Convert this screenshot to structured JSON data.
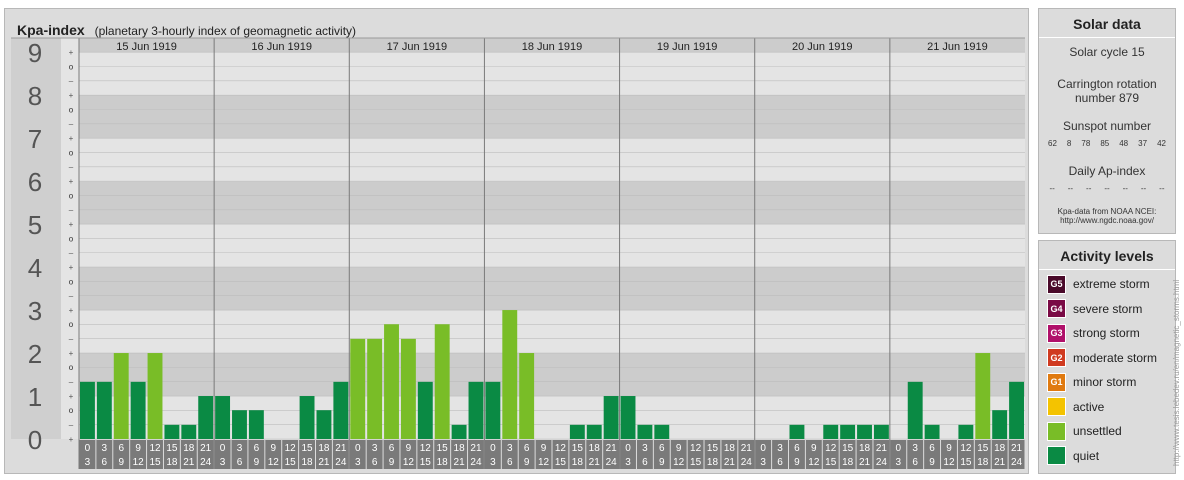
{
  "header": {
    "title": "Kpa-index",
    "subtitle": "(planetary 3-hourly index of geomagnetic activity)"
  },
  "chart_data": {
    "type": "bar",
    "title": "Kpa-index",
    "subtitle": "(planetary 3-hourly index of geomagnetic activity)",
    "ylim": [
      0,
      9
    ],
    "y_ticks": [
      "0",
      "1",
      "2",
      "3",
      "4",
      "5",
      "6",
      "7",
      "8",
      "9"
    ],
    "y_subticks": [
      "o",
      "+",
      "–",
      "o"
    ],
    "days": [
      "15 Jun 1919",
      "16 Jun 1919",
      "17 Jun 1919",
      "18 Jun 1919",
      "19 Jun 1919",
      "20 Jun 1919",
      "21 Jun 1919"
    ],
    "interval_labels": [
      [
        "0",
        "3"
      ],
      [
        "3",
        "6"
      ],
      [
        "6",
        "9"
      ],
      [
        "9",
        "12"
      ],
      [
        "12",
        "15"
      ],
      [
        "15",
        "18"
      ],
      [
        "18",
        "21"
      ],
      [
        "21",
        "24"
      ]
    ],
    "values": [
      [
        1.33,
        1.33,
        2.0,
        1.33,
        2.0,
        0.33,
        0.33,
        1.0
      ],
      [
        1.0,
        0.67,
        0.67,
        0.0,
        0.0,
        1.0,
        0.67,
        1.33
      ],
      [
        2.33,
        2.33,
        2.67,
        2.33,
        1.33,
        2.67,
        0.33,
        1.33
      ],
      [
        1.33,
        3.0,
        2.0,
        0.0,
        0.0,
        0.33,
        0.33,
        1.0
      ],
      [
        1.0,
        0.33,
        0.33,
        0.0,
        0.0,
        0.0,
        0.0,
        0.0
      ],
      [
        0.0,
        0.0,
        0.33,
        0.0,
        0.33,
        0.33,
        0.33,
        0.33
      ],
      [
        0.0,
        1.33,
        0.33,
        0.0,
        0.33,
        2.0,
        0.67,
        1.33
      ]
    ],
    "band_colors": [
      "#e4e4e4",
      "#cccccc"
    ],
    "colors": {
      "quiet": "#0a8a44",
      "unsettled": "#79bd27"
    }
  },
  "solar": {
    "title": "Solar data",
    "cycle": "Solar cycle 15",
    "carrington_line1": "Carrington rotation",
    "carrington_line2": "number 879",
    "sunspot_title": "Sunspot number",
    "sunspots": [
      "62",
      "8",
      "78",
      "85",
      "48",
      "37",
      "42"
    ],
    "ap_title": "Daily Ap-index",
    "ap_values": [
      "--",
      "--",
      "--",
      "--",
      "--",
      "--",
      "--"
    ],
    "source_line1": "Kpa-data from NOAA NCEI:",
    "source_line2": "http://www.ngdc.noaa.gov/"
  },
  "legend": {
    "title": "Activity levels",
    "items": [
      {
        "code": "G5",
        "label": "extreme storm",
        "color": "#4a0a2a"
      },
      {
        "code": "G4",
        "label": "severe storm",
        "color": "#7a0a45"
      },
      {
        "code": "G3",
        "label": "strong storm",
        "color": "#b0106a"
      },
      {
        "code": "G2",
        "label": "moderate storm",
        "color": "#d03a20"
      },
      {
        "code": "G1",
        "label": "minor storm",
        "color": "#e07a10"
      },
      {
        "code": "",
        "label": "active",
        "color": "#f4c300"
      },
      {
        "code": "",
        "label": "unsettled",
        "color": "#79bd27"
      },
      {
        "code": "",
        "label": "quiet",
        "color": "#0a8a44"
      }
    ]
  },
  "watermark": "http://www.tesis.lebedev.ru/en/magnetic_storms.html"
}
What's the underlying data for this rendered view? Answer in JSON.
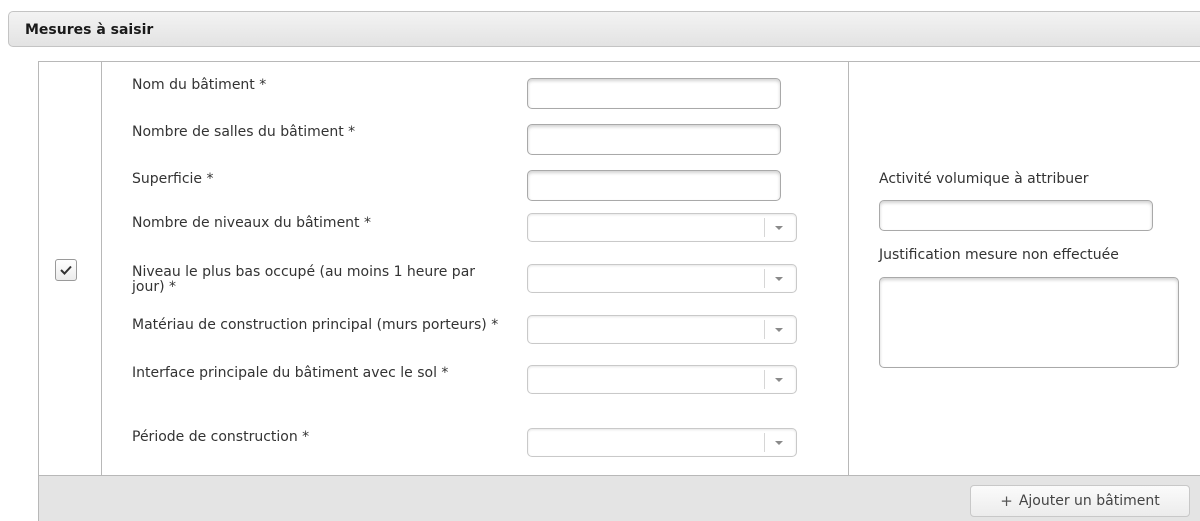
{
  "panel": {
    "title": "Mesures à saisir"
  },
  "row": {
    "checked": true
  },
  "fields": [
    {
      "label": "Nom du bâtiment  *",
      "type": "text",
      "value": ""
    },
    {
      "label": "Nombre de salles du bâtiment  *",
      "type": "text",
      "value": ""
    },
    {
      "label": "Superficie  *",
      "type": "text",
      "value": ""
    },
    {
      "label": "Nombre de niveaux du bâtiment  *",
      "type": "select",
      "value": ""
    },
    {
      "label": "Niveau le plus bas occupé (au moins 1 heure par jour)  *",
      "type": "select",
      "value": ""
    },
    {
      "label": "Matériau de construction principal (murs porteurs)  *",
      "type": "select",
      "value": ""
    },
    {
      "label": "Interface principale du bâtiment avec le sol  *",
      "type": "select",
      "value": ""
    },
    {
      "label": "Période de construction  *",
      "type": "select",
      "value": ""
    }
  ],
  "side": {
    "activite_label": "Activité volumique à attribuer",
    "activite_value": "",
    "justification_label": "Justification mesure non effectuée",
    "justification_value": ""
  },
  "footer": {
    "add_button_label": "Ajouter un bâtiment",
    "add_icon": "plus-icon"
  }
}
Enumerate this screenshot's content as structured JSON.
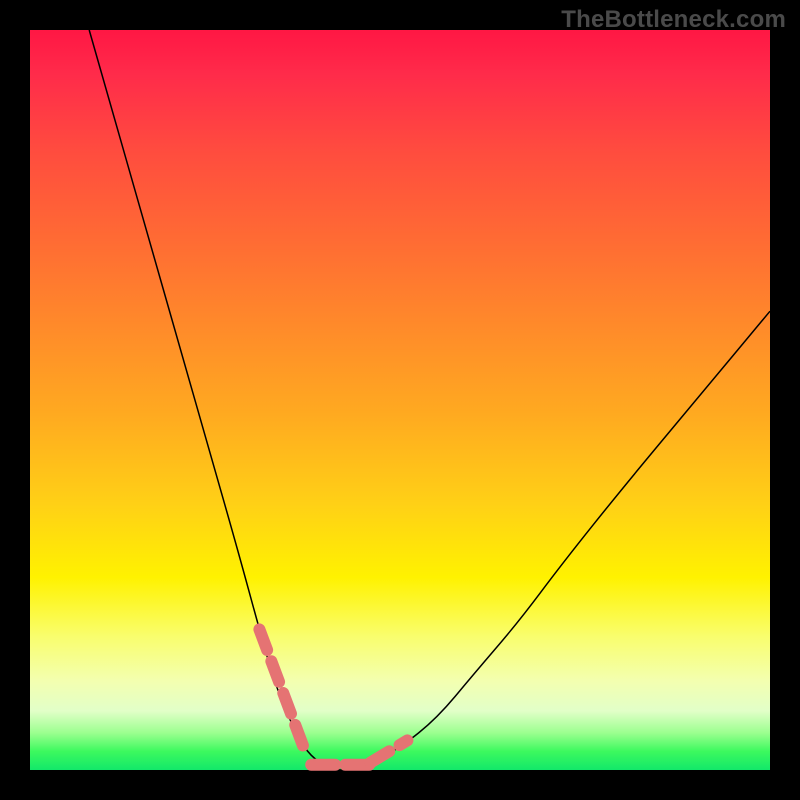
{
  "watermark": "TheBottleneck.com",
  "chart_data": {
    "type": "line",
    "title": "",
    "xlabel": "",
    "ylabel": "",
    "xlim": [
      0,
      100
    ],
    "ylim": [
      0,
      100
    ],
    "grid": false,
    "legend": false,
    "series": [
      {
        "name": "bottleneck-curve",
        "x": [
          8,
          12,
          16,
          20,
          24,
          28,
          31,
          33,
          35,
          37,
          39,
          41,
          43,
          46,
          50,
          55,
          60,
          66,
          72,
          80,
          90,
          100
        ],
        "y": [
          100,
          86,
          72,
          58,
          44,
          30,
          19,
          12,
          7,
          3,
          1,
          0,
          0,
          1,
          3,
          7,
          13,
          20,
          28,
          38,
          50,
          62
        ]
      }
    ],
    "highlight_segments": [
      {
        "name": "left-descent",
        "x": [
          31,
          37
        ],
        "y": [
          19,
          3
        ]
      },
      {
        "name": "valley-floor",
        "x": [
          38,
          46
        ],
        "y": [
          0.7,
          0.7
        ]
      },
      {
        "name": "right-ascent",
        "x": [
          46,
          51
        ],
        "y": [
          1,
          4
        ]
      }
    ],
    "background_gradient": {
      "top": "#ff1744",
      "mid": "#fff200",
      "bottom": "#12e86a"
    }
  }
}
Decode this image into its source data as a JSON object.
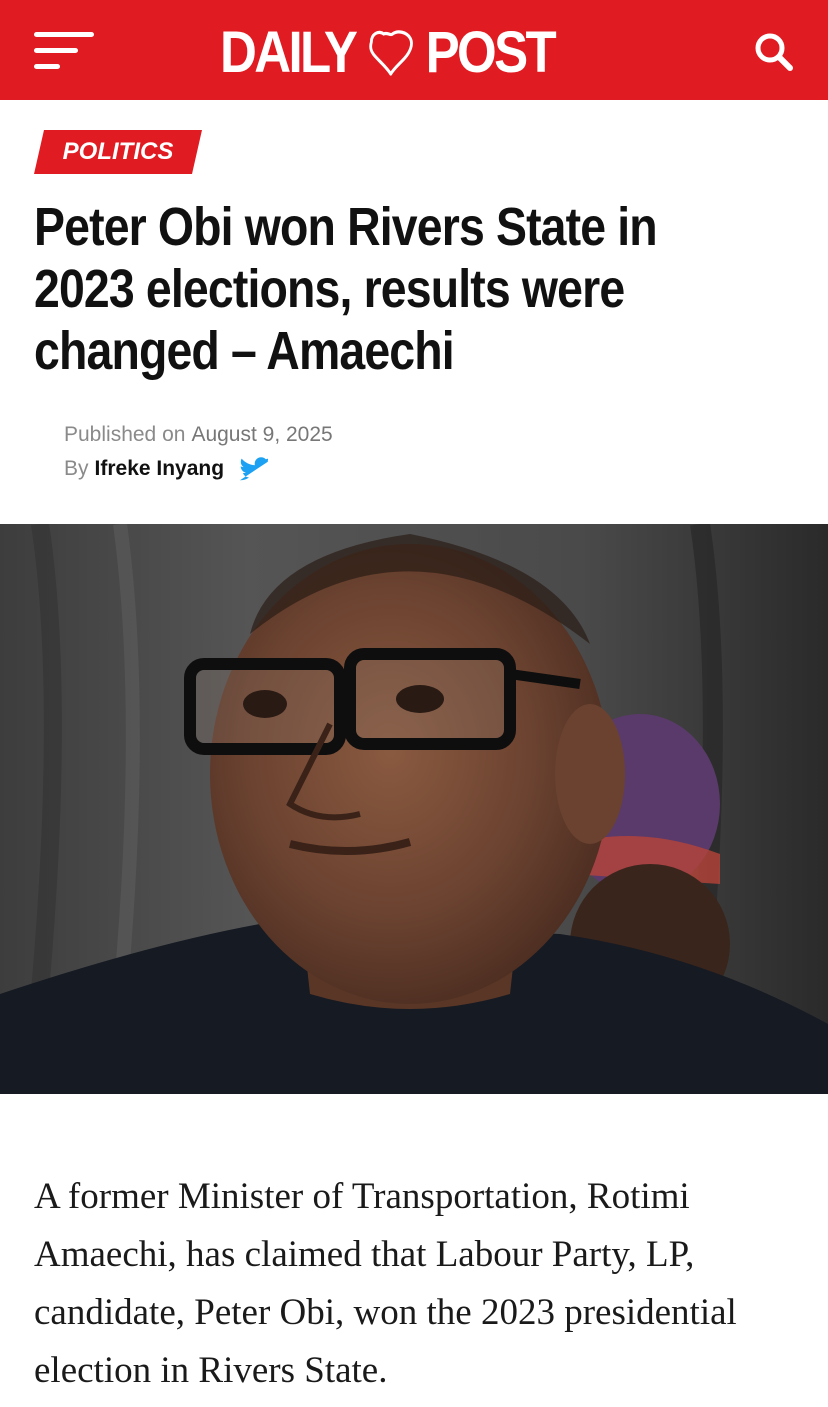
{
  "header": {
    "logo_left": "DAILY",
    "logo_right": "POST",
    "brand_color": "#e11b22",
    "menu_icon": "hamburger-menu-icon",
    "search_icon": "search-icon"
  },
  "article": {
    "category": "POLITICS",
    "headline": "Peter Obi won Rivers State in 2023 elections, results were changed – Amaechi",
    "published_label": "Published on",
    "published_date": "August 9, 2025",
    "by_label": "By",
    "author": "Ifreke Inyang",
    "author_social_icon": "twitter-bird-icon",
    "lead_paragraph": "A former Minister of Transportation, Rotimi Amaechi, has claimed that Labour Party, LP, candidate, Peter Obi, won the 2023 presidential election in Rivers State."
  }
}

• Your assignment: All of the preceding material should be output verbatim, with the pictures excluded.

• Answer for the task:
Convert this screenshot to structured JSON data.
{
  "header": {
    "title": "Kpa-index",
    "subtitle": "(planetary 3-hourly index of geomagnetic activity)"
  },
  "chart_data": {
    "type": "bar",
    "title": "Kpa-index",
    "subtitle": "(planetary 3-hourly index of geomagnetic activity)",
    "ylim": [
      0,
      9
    ],
    "y_ticks": [
      "0",
      "1",
      "2",
      "3",
      "4",
      "5",
      "6",
      "7",
      "8",
      "9"
    ],
    "y_subticks": [
      "o",
      "+",
      "–",
      "o"
    ],
    "days": [
      "15 Jun 1919",
      "16 Jun 1919",
      "17 Jun 1919",
      "18 Jun 1919",
      "19 Jun 1919",
      "20 Jun 1919",
      "21 Jun 1919"
    ],
    "interval_labels": [
      [
        "0",
        "3"
      ],
      [
        "3",
        "6"
      ],
      [
        "6",
        "9"
      ],
      [
        "9",
        "12"
      ],
      [
        "12",
        "15"
      ],
      [
        "15",
        "18"
      ],
      [
        "18",
        "21"
      ],
      [
        "21",
        "24"
      ]
    ],
    "values": [
      [
        1.33,
        1.33,
        2.0,
        1.33,
        2.0,
        0.33,
        0.33,
        1.0
      ],
      [
        1.0,
        0.67,
        0.67,
        0.0,
        0.0,
        1.0,
        0.67,
        1.33
      ],
      [
        2.33,
        2.33,
        2.67,
        2.33,
        1.33,
        2.67,
        0.33,
        1.33
      ],
      [
        1.33,
        3.0,
        2.0,
        0.0,
        0.0,
        0.33,
        0.33,
        1.0
      ],
      [
        1.0,
        0.33,
        0.33,
        0.0,
        0.0,
        0.0,
        0.0,
        0.0
      ],
      [
        0.0,
        0.0,
        0.33,
        0.0,
        0.33,
        0.33,
        0.33,
        0.33
      ],
      [
        0.0,
        1.33,
        0.33,
        0.0,
        0.33,
        2.0,
        0.67,
        1.33
      ]
    ],
    "band_colors": [
      "#e4e4e4",
      "#cccccc"
    ],
    "colors": {
      "quiet": "#0a8a44",
      "unsettled": "#79bd27"
    }
  },
  "solar": {
    "title": "Solar data",
    "cycle": "Solar cycle 15",
    "carrington_line1": "Carrington rotation",
    "carrington_line2": "number 879",
    "sunspot_title": "Sunspot number",
    "sunspots": [
      "62",
      "8",
      "78",
      "85",
      "48",
      "37",
      "42"
    ],
    "ap_title": "Daily Ap-index",
    "ap_values": [
      "--",
      "--",
      "--",
      "--",
      "--",
      "--",
      "--"
    ],
    "source_line1": "Kpa-data from NOAA NCEI:",
    "source_line2": "http://www.ngdc.noaa.gov/"
  },
  "legend": {
    "title": "Activity levels",
    "items": [
      {
        "code": "G5",
        "label": "extreme storm",
        "color": "#4a0a2a"
      },
      {
        "code": "G4",
        "label": "severe storm",
        "color": "#7a0a45"
      },
      {
        "code": "G3",
        "label": "strong storm",
        "color": "#b0106a"
      },
      {
        "code": "G2",
        "label": "moderate storm",
        "color": "#d03a20"
      },
      {
        "code": "G1",
        "label": "minor storm",
        "color": "#e07a10"
      },
      {
        "code": "",
        "label": "active",
        "color": "#f4c300"
      },
      {
        "code": "",
        "label": "unsettled",
        "color": "#79bd27"
      },
      {
        "code": "",
        "label": "quiet",
        "color": "#0a8a44"
      }
    ]
  },
  "watermark": "http://www.tesis.lebedev.ru/en/magnetic_storms.html"
}
What's the underlying data for this rendered view? Answer in JSON.
{
  "panel": {
    "title": "Mesures à saisir"
  },
  "row": {
    "checked": true
  },
  "fields": [
    {
      "label": "Nom du bâtiment  *",
      "type": "text",
      "value": ""
    },
    {
      "label": "Nombre de salles du bâtiment  *",
      "type": "text",
      "value": ""
    },
    {
      "label": "Superficie  *",
      "type": "text",
      "value": ""
    },
    {
      "label": "Nombre de niveaux du bâtiment  *",
      "type": "select",
      "value": ""
    },
    {
      "label": "Niveau le plus bas occupé (au moins 1 heure par jour)  *",
      "type": "select",
      "value": ""
    },
    {
      "label": "Matériau de construction principal (murs porteurs)  *",
      "type": "select",
      "value": ""
    },
    {
      "label": "Interface principale du bâtiment avec le sol  *",
      "type": "select",
      "value": ""
    },
    {
      "label": "Période de construction  *",
      "type": "select",
      "value": ""
    }
  ],
  "side": {
    "activite_label": "Activité volumique à attribuer",
    "activite_value": "",
    "justification_label": "Justification mesure non effectuée",
    "justification_value": ""
  },
  "footer": {
    "add_button_label": "Ajouter un bâtiment",
    "add_icon": "plus-icon"
  }
}
Enumerate this screenshot's content as structured JSON.
{
  "watermark": "TheBottleneck.com",
  "chart_data": {
    "type": "line",
    "title": "",
    "xlabel": "",
    "ylabel": "",
    "xlim": [
      0,
      100
    ],
    "ylim": [
      0,
      100
    ],
    "grid": false,
    "legend": false,
    "series": [
      {
        "name": "bottleneck-curve",
        "x": [
          8,
          12,
          16,
          20,
          24,
          28,
          31,
          33,
          35,
          37,
          39,
          41,
          43,
          46,
          50,
          55,
          60,
          66,
          72,
          80,
          90,
          100
        ],
        "y": [
          100,
          86,
          72,
          58,
          44,
          30,
          19,
          12,
          7,
          3,
          1,
          0,
          0,
          1,
          3,
          7,
          13,
          20,
          28,
          38,
          50,
          62
        ]
      }
    ],
    "highlight_segments": [
      {
        "name": "left-descent",
        "x": [
          31,
          37
        ],
        "y": [
          19,
          3
        ]
      },
      {
        "name": "valley-floor",
        "x": [
          38,
          46
        ],
        "y": [
          0.7,
          0.7
        ]
      },
      {
        "name": "right-ascent",
        "x": [
          46,
          51
        ],
        "y": [
          1,
          4
        ]
      }
    ],
    "background_gradient": {
      "top": "#ff1744",
      "mid": "#fff200",
      "bottom": "#12e86a"
    }
  }
}
Decode this image into its source data as a JSON object.
{
  "header": {
    "logo_left": "DAILY",
    "logo_right": "POST",
    "brand_color": "#e11b22",
    "menu_icon": "hamburger-menu-icon",
    "search_icon": "search-icon"
  },
  "article": {
    "category": "POLITICS",
    "headline": "Peter Obi won Rivers State in 2023 elections, results were changed – Amaechi",
    "published_label": "Published on",
    "published_date": "August 9, 2025",
    "by_label": "By",
    "author": "Ifreke Inyang",
    "author_social_icon": "twitter-bird-icon",
    "lead_paragraph": "A former Minister of Transportation, Rotimi Amaechi, has claimed that Labour Party, LP, candidate, Peter Obi, won the 2023 presidential election in Rivers State."
  }
}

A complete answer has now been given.